The challenges of microfinance innovation: Understanding ‘private services’
The organization, technology and operation of microfinance have undergone much change and differentiation. Muhammad Yunus, a Nobel-prize winner first demonstrated the possible empowerment of poor people by means of microfinance. Even so, certain cases have indicated that this empowerment does not necessarily occur and that microfinance can even be damaging. In this paper, we describe a case study which describes some of the value clients do receive from an initiative of this kind but notes that this value sometimes lies in unofficial, ‘private’, advice and help. To this end, we conducted an ethnographic study in a microfinance institution (MFI) in Azerbaijan. We found a special pattern of interaction between MFI-staff members and customers, which both regarded as beneficial. Since, from the point of the organization, it was not recognizably part of their work, we call it a “private service”. We think that the identification of similar private initiatives may help to identify new possible synergies between the operation, organization and technology in the microfinance sector.

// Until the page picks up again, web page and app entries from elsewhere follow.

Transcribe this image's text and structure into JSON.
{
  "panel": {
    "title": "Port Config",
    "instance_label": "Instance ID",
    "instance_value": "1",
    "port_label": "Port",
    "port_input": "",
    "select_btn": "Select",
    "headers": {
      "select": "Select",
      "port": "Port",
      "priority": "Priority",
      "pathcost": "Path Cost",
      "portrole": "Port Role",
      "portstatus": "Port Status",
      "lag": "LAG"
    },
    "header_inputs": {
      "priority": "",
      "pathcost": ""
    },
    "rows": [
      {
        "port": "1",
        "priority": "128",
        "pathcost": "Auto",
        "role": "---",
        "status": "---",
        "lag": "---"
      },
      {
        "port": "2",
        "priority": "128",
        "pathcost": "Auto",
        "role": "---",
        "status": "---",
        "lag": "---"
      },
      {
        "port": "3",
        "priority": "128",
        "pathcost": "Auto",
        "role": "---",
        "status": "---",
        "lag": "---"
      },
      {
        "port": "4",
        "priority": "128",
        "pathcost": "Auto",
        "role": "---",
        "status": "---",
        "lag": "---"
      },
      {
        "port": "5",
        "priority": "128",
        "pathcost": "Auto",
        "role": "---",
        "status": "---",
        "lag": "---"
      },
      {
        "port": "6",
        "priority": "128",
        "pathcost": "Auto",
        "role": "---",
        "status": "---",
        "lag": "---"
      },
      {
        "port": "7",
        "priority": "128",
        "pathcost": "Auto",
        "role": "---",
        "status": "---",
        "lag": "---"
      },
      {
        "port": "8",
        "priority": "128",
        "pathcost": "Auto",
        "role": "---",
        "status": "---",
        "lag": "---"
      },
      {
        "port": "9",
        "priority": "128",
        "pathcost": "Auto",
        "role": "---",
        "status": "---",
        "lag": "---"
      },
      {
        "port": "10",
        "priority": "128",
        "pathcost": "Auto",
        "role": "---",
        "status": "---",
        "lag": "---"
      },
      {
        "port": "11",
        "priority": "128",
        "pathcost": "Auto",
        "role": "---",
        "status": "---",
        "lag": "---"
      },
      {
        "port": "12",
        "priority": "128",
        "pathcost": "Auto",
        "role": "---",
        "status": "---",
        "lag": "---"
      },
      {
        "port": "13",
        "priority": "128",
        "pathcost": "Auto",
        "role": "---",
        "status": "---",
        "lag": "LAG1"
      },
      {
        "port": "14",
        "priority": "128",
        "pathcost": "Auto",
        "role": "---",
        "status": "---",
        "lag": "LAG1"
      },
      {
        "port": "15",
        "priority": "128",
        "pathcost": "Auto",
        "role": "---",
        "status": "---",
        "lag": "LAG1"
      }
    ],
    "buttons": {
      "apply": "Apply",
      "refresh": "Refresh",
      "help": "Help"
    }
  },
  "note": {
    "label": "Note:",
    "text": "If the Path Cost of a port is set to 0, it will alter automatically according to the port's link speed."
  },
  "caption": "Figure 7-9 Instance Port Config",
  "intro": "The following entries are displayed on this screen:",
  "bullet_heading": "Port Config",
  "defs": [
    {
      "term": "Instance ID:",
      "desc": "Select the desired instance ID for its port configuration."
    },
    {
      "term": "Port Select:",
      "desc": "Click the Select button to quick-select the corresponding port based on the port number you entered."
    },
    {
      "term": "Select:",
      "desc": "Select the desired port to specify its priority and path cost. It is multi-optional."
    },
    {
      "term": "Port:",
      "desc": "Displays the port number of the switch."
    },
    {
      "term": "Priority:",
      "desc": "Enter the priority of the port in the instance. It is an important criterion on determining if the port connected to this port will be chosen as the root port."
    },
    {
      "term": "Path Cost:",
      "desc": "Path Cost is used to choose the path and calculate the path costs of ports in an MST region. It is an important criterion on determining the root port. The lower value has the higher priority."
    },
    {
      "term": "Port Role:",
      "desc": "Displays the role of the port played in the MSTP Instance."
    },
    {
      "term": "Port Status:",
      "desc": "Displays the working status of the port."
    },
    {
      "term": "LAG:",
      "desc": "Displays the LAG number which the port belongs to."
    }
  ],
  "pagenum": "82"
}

All of them are decisive for the identification of promising human-computer interaction patterns and the design of supportive computer applications.